First Year Courses

Winter Term

During winter term of the first year, doctoral students will take the following core courses:

Preparatory Math Course

The Preparatory Math Course provides the general background in mathematics and statistics necessary for the first year courses and for research related work in economics in general. It is aimed to give a brief overview of the main concepts and methods used in economics research. Topics include calculus, analysis, matrix algebra, probability, statistics and others.Outline

Textbooks: Chiang & Wainwright (2005), De la Fuente (2000), Hamilton (1994, Appendix), Judge, Hill, Griths, Lutkepohl & Lee (1988), Lucas, Stokey & Prescott (1989, Chapter 3), Mas-Colell, Whinston & Green, (1995, Appendix), Simon & Blume (1994)

Advanced Microeconomics

Advanced Microeconomics deepens modern duality concepts in the analysis of consumer and producer behavior and welfare economics as well as many game theoretic concepts and links them to market analysis (incomplete competition), market design (auctions), markets under incomplete information (moral hazard, adverse selection), and elaborates on microeconomic decision theory (dynamic programming, decision under uncertainty, etc.).

Textbook: Mas-Colell, A., M. Whinston and J. Green, "Microeconomic Theory"

Econometric Methods
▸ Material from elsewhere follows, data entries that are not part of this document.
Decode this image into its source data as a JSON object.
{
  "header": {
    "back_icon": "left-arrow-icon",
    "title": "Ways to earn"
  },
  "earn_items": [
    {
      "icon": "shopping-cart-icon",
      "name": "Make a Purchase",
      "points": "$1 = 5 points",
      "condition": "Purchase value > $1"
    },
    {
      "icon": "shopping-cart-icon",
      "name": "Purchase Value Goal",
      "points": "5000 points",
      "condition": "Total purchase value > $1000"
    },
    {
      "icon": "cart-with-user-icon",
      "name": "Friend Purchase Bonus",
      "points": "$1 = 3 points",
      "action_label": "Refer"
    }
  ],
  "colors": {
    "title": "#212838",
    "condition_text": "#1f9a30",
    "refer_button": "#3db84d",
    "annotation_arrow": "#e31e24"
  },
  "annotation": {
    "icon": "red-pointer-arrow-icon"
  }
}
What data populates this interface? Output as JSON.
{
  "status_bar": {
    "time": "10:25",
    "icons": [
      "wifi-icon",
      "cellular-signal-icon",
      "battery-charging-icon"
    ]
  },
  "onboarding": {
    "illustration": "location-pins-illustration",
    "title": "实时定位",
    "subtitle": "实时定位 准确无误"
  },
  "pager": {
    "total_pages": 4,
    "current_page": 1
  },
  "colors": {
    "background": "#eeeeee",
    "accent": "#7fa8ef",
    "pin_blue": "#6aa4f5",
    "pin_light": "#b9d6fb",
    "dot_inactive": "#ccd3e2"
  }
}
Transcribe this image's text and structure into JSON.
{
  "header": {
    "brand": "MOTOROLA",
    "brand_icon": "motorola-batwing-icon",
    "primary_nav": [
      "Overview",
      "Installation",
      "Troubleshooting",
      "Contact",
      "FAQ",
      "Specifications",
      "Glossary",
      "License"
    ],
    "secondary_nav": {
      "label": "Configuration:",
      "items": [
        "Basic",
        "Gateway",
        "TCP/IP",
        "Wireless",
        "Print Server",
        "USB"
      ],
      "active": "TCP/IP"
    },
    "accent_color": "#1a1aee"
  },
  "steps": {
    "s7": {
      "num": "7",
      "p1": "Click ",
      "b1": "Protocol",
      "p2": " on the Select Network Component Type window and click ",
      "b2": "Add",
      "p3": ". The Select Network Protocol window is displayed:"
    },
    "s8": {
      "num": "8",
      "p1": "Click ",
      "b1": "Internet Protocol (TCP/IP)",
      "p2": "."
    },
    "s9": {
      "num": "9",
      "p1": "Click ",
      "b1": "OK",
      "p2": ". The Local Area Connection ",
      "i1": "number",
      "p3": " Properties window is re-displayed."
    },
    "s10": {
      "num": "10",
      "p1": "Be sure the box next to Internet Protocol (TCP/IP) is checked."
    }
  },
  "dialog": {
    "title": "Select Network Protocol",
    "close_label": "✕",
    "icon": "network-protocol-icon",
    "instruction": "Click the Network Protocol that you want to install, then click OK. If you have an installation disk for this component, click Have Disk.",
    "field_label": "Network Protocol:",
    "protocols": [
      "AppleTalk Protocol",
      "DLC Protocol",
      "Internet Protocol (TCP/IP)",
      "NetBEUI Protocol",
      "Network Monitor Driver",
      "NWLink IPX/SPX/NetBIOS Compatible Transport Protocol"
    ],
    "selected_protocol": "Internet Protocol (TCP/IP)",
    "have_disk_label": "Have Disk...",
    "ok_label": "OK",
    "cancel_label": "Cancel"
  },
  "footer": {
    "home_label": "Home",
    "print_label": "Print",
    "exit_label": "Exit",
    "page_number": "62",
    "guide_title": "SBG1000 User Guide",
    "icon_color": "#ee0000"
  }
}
Econometric Methods starts with a review of basic regression analysis in the context of single equation linear models, and continues with stochastic regressors and simultaneous equation models. Estimation methods like generalized least squares, instrumental variables, generalized methods of moments, maximum likelihood techniques, two and three step least squares will be introduced. While the first part focuses on methodological foundations and time series methods, the second part discusses methods for the analysis of cross section and panel data. The aim is to equip students with skills allowing them to carry out independent empirical research.

Textbook: Greene, W., "Econometric Analysis"
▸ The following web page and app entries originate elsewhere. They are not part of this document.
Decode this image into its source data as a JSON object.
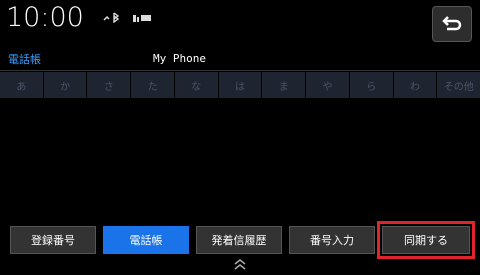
{
  "status": {
    "time": "10:00",
    "icons": [
      {
        "name": "bluetooth-signal-icon",
        "glyph": "✓ ʙ"
      },
      {
        "name": "battery-icon",
        "glyph": "▮▬"
      }
    ]
  },
  "header": {
    "label": "電話帳",
    "phone_name": "My Phone"
  },
  "index": [
    "あ",
    "か",
    "さ",
    "た",
    "な",
    "は",
    "ま",
    "や",
    "ら",
    "わ",
    "その他"
  ],
  "tabs": [
    {
      "label": "登録番号"
    },
    {
      "label": "電話帳"
    },
    {
      "label": "発着信履歴"
    },
    {
      "label": "番号入力"
    },
    {
      "label": "同期する"
    }
  ],
  "colors": {
    "accent": "#1a73e8",
    "highlight": "#e0242c",
    "label_blue": "#3aa0ff"
  }
}
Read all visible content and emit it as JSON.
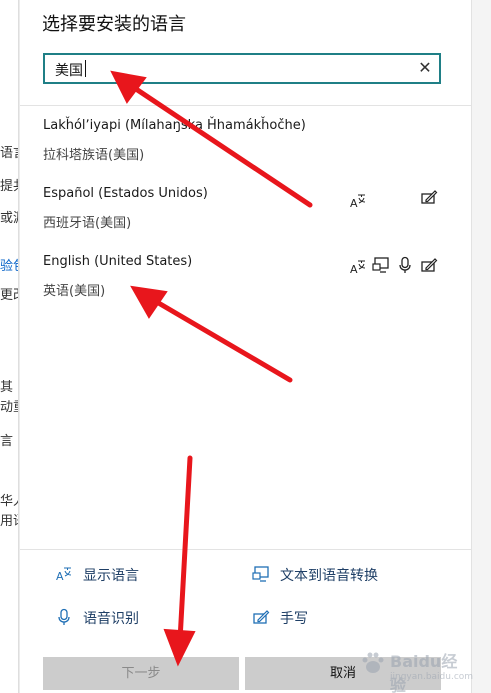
{
  "background_window": {
    "fragments": [
      "语言",
      "提共",
      "或源",
      "验包",
      "更改",
      "其",
      "动重",
      "言",
      "华人",
      "用语"
    ]
  },
  "dialog": {
    "title": "选择要安装的语言",
    "search": {
      "value": "美国",
      "placeholder": ""
    },
    "languages": [
      {
        "name": "Lakȟólʼiyapi (Mílahaŋska Ȟhamákȟočhe)",
        "sub": "拉科塔族语(美国)",
        "features": []
      },
      {
        "name": "Español (Estados Unidos)",
        "sub": "西班牙语(美国)",
        "features": [
          "display-language-icon",
          "handwriting-icon"
        ]
      },
      {
        "name": "English (United States)",
        "sub": "英语(美国)",
        "features": [
          "display-language-icon",
          "text-to-speech-icon",
          "speech-recognition-icon",
          "handwriting-icon"
        ]
      }
    ],
    "legend": {
      "display_language": "显示语言",
      "text_to_speech": "文本到语音转换",
      "speech_recognition": "语音识别",
      "handwriting": "手写"
    },
    "buttons": {
      "next": "下一步",
      "cancel": "取消"
    }
  },
  "watermark": {
    "brand": "Baidu经验",
    "url": "jingyan.baidu.com"
  },
  "colors": {
    "search_border": "#1f7f86",
    "legend_text": "#1f3f66",
    "arrow": "#e8161c",
    "button_bg": "#cccccc"
  }
}
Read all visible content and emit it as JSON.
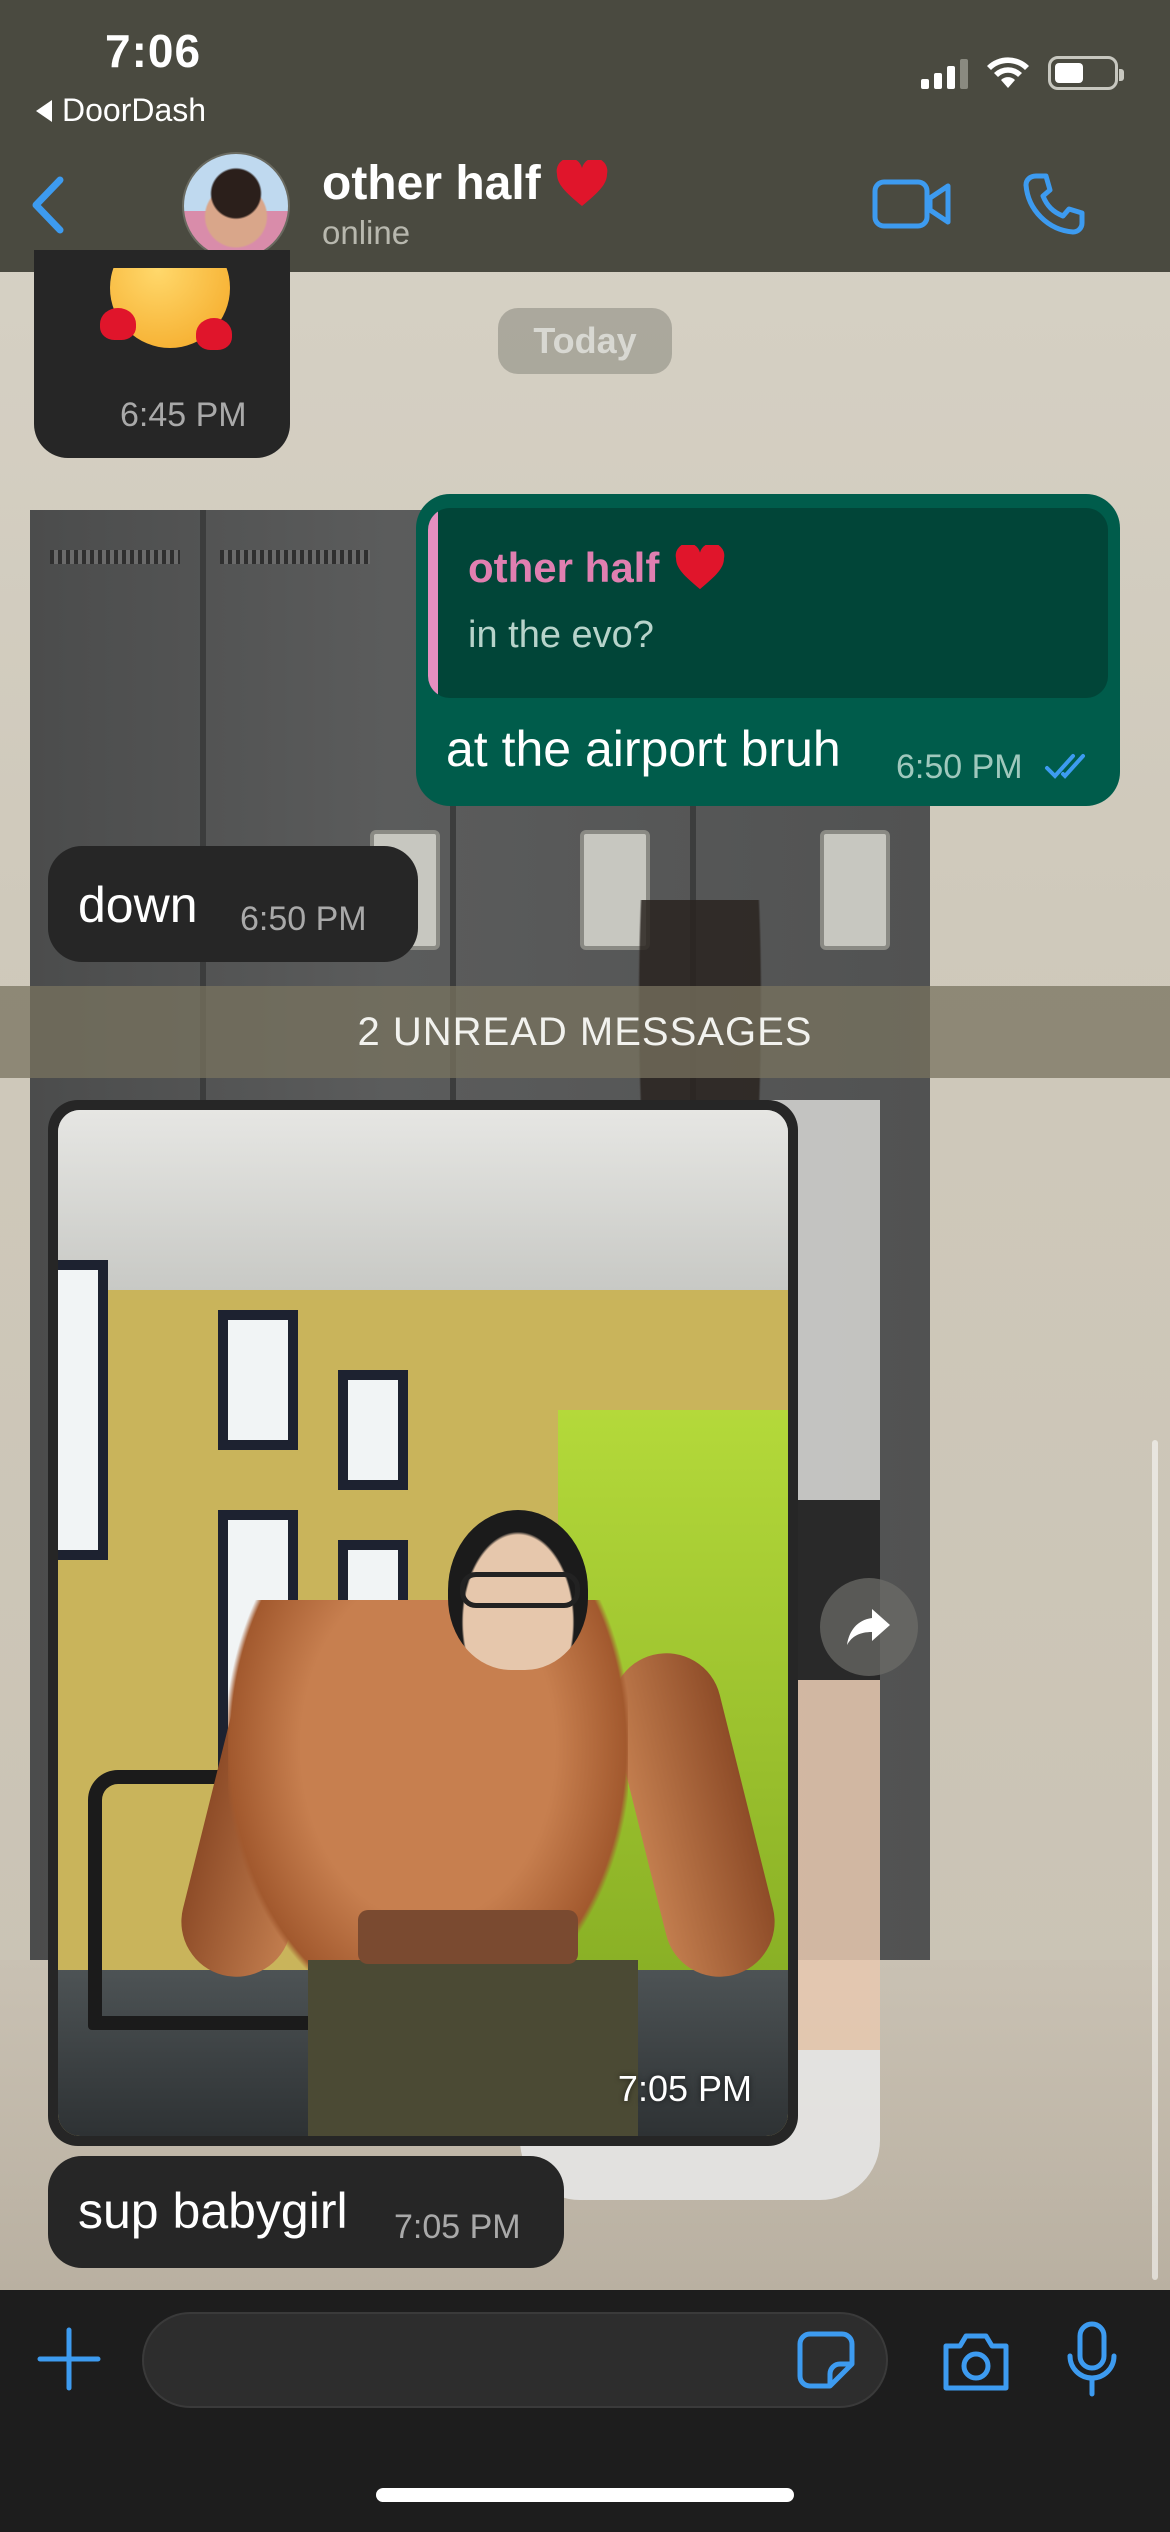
{
  "status_bar": {
    "time": "7:06",
    "back_app": "DoorDash",
    "battery_percent": 50,
    "signal_bars": 3
  },
  "header": {
    "contact_name": "other half",
    "contact_status": "online",
    "heart_emoji": "❤️"
  },
  "chat": {
    "date_chip": "Today",
    "messages": [
      {
        "direction": "incoming",
        "type": "emoji",
        "emoji": "🥰",
        "time": "6:45 PM"
      },
      {
        "direction": "outgoing",
        "quoted_name": "other half",
        "quoted_text": "in the evo?",
        "text": "at the airport bruh",
        "time": "6:50 PM",
        "read": true
      },
      {
        "direction": "incoming",
        "text": "down",
        "time": "6:50 PM"
      },
      {
        "direction": "incoming",
        "type": "photo",
        "time": "7:05 PM"
      },
      {
        "direction": "incoming",
        "text": "sup babygirl",
        "time": "7:05 PM"
      }
    ],
    "unread_banner": "2 UNREAD MESSAGES"
  },
  "composer": {
    "input_value": "",
    "placeholder": ""
  },
  "colors": {
    "accent_blue": "#3d9bf0",
    "outgoing_bubble": "#005c4b",
    "incoming_bubble": "#262626",
    "quote_bar": "#e58fc0"
  },
  "icons": [
    "back-chevron-icon",
    "video-call-icon",
    "phone-icon",
    "forward-icon",
    "plus-icon",
    "sticker-icon",
    "camera-icon",
    "microphone-icon",
    "double-check-icon"
  ]
}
Advanced Macroeconomics

Advanced Macroeconomics addresses recent developments in macroeconomic theory including monetary and international economics and models for endogenous growth. Special focus is given to dynamic optimization.

Textbooks: Ljungqvist, L. and T. Sargent, "Recursive Macroeconomic Theory"
Gali, J., "New Perspectives on Monetary Policy, Inflation, and the Business Cycle"
Gali, J. and P. Rabanal, "Technology Shocks and Aggregate Fluctuations: How Well Does the Real Business Cycle Model Fit Postwar U.S. Data?"

Economic Policy

The Economic Policy course is presented by DIW researchers from different departments and serves to introduce the students to the institute’s research areas. It includes theory lessons as well as practical hand-on sessions, for example in SOEP data analysis. All students are requested to attend this course.

nach oben

Summer Term

In the second term students can choose from the following list of courses. In addition either a Microeconometrics or a Macroeconometrics course has to be chosen.

Microeconometrics / Macroeconometrics

The course Microeconometrics will be chosen from the manifold lectures in this field offered by the cooperating universities in Berlin. While the curriculum depends on the specific course and year, the lecture typically provides an in-depth introduction to eocnometric models for cross section and panel data. Topics may include linear and non-linear models for panel data, discrete-choice analysis, censored regression and duration models and self-selection models.

As with Microeconometrics, Macroeconometrics will be chosen from the range of courses offered by Berlin universities. It typically provides an in-depth introduction to the application of econometric techniques to macroeconomic issues. Topics may encompass univariate and multivariate time series techniques, including structural autoregressive models, the concepts of integration and cointegration, and error correction modeling. In addition, ARCH models can be topic of this course, as they are of special importance in the analysis of financial markets.

Two Field Courses

Students choose two additional courses out of the broad programs offered by the three cooperating universities in Berlin. The courses must be at master or doctoral level and fit well to the students' research interests. Whether the courses of your choice qualify to be part of the GC curriculum hinges on their academic level, the specific course syllabuses and your motivation. All BDPEMS-courses automatically qualify for the GC program.


One or two internships at high-level political or research institutions in Germany or abroad allow students to develop an in-depth, practical understanding of what it means to work in applied economic research. These internships can be with institutions anywhere in the world and should last between 6 and 26 weeks. They can also be conducted during later years. For international internships, the Graduate Center may provide financial support to cover travel and living expenses.

Recent students did their internships with institutions like the IMF, World Bank, OECD, ECB or the European Bank for Reconstruction and Development (EBRD).

nach oben